◆ **Brief**
Please report how many lines of the data include the word "price", with the number as the entire reply.

◆ **Exercise materials**
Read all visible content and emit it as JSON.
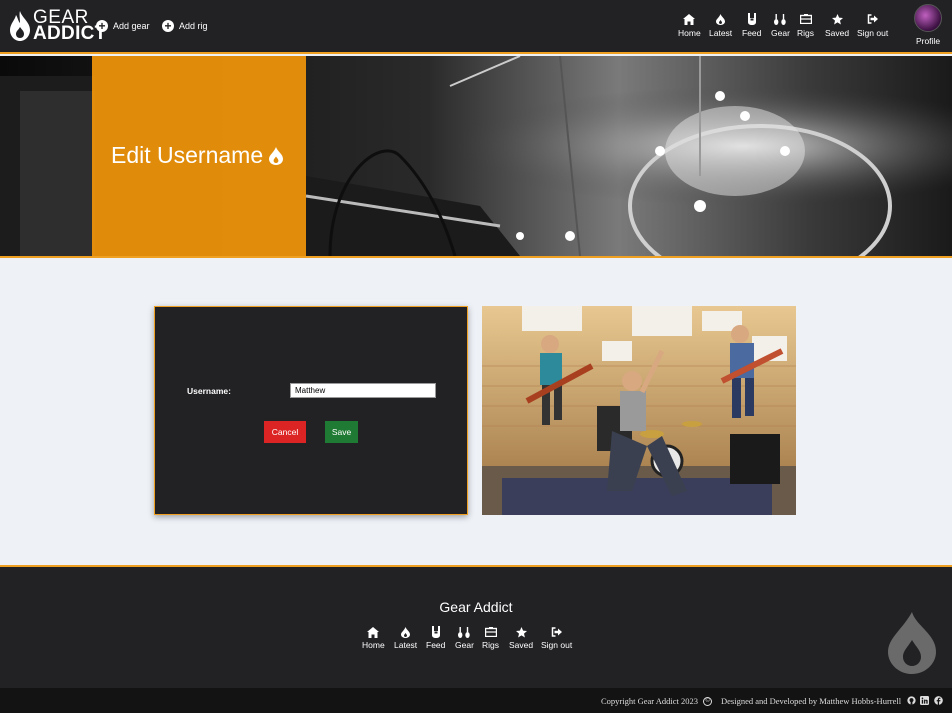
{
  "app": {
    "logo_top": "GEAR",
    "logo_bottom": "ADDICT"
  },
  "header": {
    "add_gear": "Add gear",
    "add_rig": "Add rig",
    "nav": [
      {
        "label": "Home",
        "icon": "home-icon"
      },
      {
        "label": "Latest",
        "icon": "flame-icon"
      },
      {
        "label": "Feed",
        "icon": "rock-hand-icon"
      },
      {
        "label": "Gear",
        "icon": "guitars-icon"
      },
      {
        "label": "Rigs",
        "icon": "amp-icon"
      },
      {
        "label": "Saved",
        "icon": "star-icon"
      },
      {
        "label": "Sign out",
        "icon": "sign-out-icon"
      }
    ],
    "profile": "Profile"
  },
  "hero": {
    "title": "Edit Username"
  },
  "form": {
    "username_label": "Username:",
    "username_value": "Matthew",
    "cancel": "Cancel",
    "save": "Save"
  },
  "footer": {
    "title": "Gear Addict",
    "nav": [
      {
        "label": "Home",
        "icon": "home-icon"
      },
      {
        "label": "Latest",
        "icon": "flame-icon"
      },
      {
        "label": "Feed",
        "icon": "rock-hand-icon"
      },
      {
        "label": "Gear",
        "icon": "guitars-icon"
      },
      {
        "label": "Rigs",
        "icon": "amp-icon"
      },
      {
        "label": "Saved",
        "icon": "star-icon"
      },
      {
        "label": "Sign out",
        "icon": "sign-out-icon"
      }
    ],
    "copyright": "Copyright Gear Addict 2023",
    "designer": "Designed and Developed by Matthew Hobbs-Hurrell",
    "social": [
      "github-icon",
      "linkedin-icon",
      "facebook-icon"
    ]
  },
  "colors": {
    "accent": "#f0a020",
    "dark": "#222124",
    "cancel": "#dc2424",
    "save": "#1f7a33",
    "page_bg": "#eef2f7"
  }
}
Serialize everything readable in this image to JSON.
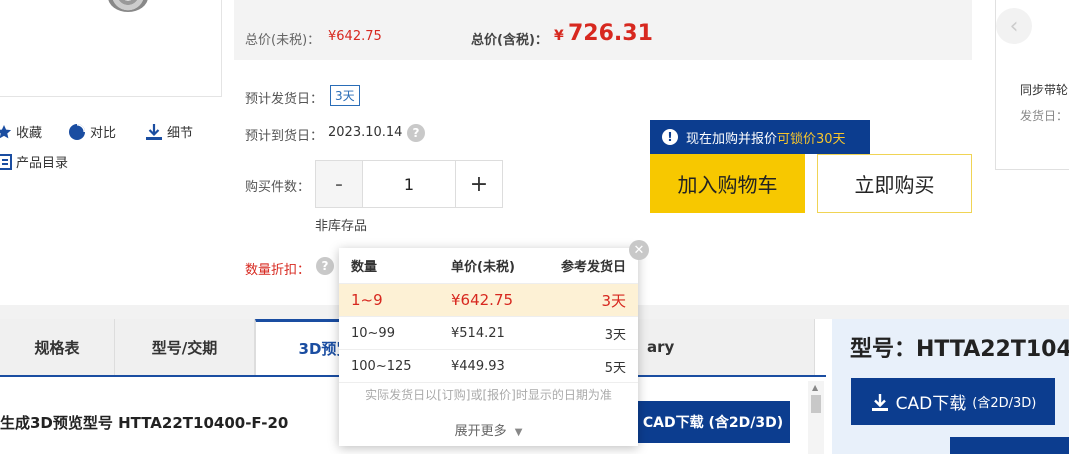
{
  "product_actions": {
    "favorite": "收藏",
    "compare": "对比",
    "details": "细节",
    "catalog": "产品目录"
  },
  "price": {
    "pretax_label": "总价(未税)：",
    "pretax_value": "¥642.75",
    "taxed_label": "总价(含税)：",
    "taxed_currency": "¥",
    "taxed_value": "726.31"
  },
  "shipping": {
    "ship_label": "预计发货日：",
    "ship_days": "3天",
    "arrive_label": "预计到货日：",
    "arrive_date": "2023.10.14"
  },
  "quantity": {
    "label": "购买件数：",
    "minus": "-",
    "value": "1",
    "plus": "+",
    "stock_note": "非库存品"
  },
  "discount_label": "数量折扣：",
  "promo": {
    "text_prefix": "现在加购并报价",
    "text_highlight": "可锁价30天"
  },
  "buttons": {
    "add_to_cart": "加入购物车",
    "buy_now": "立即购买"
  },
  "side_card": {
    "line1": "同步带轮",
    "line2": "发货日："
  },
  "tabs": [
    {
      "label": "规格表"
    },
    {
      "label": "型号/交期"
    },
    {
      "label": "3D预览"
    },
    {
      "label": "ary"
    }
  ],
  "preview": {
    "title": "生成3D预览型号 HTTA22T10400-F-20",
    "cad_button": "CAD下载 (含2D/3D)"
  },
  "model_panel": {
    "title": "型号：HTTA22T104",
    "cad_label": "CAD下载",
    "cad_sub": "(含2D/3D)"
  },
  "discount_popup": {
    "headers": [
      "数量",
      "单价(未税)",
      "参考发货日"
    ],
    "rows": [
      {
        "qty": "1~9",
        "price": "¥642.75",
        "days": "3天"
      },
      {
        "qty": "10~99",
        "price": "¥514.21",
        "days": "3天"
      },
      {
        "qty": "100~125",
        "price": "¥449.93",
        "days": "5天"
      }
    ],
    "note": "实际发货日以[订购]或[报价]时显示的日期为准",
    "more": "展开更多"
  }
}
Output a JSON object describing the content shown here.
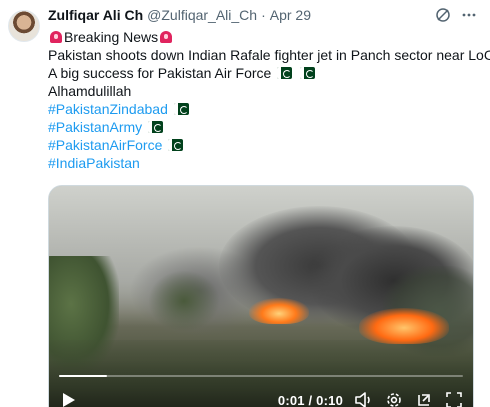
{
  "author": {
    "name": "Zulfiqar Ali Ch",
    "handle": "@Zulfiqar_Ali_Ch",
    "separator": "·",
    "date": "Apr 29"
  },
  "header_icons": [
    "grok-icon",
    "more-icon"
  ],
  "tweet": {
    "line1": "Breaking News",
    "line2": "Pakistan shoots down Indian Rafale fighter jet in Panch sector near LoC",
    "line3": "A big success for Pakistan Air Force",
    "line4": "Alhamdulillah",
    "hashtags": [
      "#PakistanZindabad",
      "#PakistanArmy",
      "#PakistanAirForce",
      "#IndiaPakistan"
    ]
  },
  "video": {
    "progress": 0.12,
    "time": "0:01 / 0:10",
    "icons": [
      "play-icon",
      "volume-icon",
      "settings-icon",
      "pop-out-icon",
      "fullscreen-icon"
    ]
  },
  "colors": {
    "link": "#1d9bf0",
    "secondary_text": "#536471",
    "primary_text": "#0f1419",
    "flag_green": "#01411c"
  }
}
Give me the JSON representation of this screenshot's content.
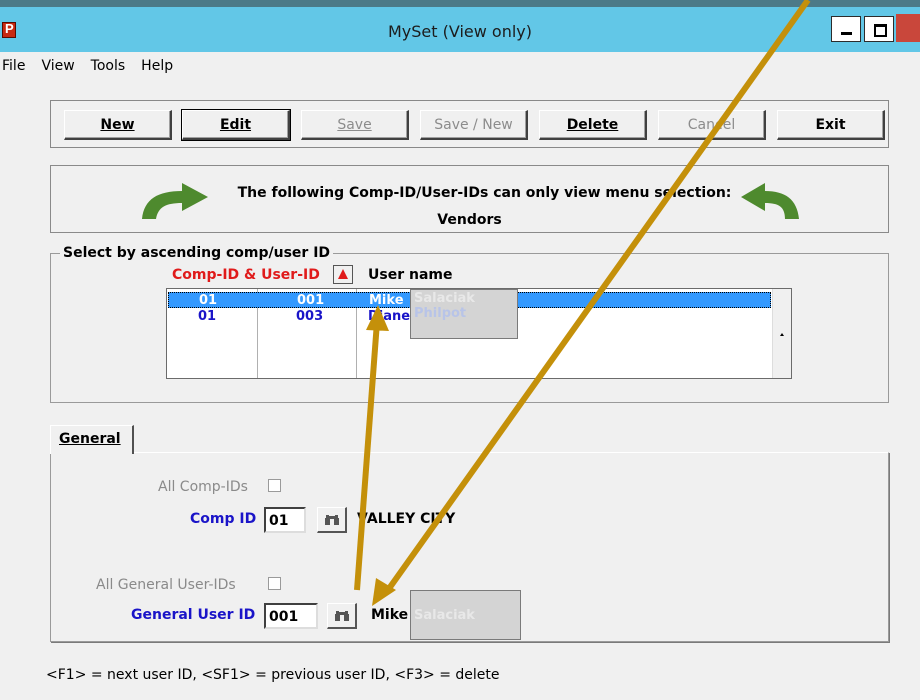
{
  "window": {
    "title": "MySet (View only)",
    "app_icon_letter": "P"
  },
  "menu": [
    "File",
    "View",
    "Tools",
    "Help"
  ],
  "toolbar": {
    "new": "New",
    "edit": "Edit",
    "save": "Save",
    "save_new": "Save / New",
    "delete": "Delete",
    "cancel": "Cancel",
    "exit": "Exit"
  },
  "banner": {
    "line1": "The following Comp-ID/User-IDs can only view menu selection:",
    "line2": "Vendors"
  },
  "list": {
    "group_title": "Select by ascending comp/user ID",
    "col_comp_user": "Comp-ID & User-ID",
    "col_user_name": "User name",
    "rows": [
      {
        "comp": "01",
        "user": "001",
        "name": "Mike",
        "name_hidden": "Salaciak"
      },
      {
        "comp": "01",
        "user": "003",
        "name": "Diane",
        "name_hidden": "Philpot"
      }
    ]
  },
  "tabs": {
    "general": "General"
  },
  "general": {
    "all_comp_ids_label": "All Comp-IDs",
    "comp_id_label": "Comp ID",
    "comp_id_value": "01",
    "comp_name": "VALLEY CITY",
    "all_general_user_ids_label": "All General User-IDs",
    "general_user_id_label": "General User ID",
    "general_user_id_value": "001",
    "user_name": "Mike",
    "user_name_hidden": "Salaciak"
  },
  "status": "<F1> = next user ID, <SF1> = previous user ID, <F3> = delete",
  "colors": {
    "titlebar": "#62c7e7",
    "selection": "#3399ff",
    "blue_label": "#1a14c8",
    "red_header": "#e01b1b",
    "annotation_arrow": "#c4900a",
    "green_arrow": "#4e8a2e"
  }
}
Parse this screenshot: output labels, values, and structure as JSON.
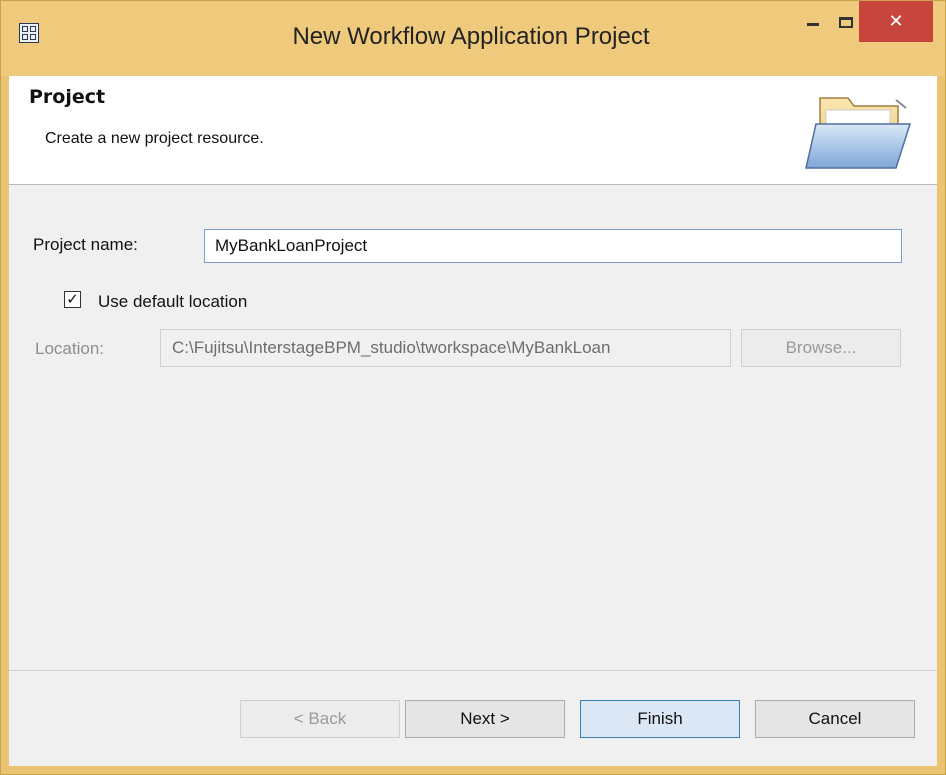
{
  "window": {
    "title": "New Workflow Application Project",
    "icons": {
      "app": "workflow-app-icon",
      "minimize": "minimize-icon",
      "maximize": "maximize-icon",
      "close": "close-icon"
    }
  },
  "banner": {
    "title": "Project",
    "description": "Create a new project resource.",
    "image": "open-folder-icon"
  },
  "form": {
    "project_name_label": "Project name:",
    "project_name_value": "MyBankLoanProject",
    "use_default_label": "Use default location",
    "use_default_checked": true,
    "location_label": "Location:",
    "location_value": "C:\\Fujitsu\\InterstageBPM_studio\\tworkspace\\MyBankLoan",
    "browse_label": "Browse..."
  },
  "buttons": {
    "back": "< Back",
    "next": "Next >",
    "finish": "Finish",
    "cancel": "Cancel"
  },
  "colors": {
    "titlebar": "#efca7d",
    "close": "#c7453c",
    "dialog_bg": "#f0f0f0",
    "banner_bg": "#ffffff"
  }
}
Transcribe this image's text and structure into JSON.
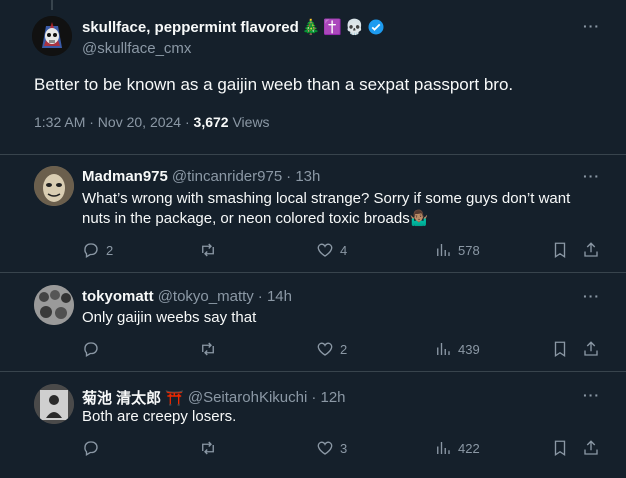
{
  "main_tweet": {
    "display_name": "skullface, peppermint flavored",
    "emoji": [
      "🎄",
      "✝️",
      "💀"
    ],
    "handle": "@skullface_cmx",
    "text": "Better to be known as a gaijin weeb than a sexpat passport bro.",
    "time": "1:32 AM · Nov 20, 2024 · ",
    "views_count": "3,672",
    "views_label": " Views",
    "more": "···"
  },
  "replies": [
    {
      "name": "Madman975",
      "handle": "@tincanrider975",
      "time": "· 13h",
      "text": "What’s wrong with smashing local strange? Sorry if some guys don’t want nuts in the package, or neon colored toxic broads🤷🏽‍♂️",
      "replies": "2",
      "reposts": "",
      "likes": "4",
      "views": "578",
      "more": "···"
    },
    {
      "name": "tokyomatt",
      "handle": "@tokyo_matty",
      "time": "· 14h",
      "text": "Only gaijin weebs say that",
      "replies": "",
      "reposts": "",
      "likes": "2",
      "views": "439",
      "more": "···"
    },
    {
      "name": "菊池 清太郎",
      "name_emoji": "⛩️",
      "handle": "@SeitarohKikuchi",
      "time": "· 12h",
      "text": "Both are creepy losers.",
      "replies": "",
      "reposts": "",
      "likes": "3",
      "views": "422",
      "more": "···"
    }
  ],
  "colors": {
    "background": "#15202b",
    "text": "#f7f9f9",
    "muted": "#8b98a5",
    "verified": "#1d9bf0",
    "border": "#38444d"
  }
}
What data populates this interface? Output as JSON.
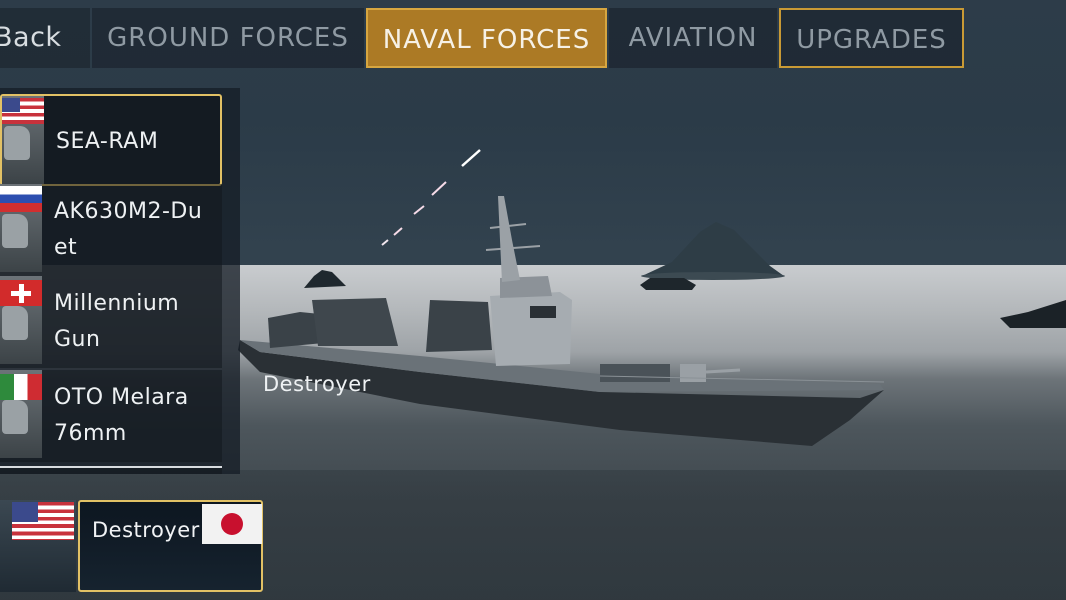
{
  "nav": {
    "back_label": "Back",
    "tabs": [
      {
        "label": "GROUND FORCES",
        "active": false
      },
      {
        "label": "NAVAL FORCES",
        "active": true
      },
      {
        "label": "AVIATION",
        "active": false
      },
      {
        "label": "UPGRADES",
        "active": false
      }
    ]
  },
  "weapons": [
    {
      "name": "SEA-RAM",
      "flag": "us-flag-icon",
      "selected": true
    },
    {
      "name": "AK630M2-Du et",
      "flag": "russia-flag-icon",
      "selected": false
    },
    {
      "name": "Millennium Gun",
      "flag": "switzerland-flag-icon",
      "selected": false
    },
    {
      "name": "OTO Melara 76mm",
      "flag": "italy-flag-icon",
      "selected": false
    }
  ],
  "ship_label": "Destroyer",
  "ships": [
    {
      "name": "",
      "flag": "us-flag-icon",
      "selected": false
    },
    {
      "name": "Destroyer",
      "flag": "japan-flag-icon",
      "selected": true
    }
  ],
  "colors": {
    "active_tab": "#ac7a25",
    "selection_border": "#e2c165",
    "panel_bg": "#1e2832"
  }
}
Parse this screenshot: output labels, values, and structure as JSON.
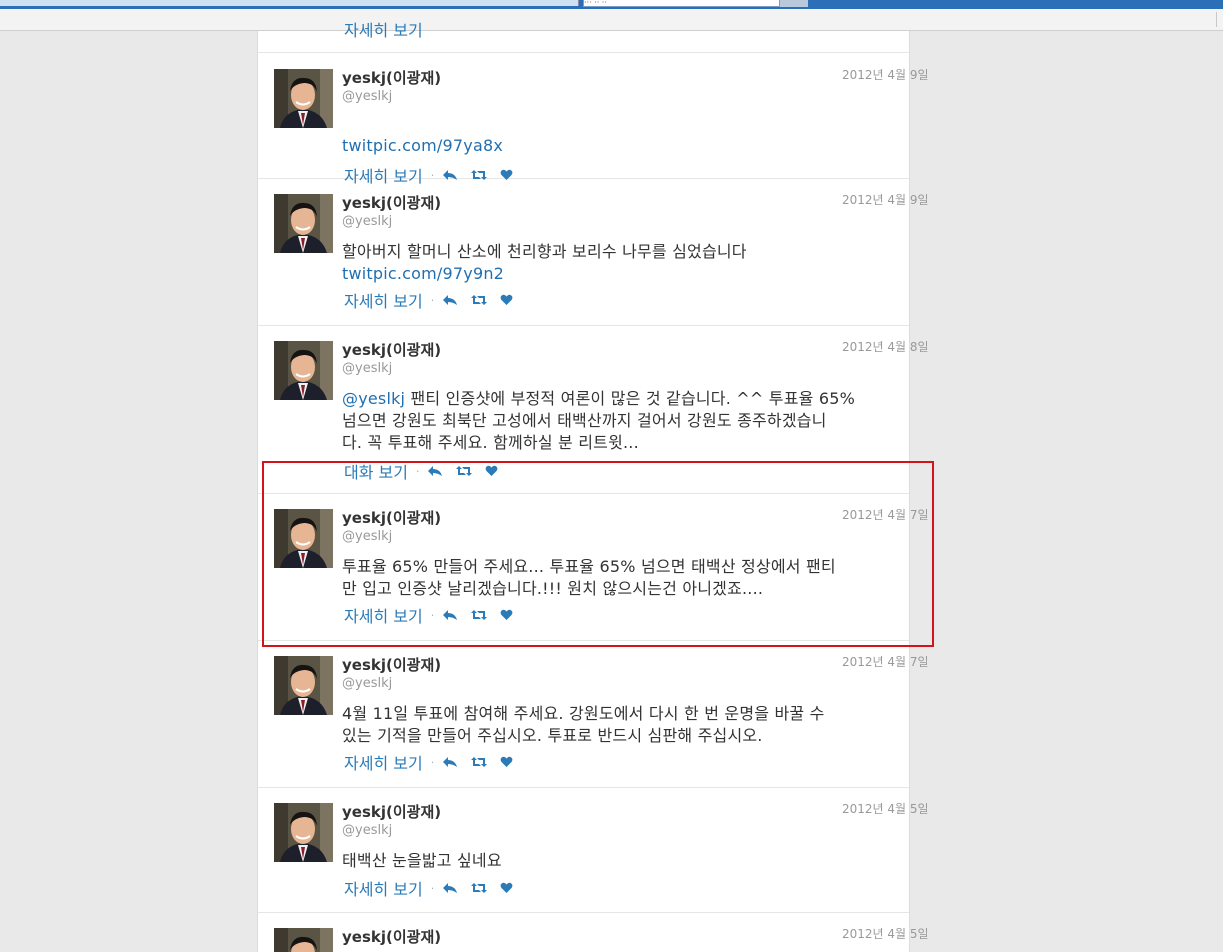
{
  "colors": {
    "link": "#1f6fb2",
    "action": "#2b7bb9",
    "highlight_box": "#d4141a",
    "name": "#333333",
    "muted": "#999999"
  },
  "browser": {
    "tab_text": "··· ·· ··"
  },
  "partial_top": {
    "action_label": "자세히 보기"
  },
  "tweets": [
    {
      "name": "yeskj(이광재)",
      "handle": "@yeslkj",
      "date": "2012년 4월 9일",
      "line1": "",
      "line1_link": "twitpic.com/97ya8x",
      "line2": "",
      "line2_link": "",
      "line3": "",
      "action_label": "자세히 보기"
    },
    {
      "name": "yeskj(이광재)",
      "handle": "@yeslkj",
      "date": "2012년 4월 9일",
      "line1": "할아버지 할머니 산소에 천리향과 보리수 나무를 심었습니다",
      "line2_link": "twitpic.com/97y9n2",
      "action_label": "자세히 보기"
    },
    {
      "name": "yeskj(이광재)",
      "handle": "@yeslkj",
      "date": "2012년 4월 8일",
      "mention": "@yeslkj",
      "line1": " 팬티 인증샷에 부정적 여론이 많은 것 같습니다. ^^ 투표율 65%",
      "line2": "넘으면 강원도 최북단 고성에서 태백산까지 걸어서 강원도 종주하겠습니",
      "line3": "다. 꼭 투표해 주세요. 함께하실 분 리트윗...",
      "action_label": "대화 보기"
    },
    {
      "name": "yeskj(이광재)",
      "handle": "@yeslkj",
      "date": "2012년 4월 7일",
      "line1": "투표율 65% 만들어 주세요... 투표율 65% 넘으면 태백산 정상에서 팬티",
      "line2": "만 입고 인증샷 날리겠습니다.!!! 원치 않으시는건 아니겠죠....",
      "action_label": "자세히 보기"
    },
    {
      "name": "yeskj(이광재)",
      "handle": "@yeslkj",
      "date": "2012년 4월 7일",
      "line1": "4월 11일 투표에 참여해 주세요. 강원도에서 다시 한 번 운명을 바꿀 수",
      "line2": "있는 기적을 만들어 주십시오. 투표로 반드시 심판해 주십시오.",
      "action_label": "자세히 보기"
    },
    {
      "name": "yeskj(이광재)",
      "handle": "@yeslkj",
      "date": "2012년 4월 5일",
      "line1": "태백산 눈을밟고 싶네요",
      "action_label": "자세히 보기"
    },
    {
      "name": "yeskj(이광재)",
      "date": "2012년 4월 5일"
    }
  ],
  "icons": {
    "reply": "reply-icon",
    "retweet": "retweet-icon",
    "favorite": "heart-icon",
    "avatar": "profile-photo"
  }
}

◆ **Solution for this task**
4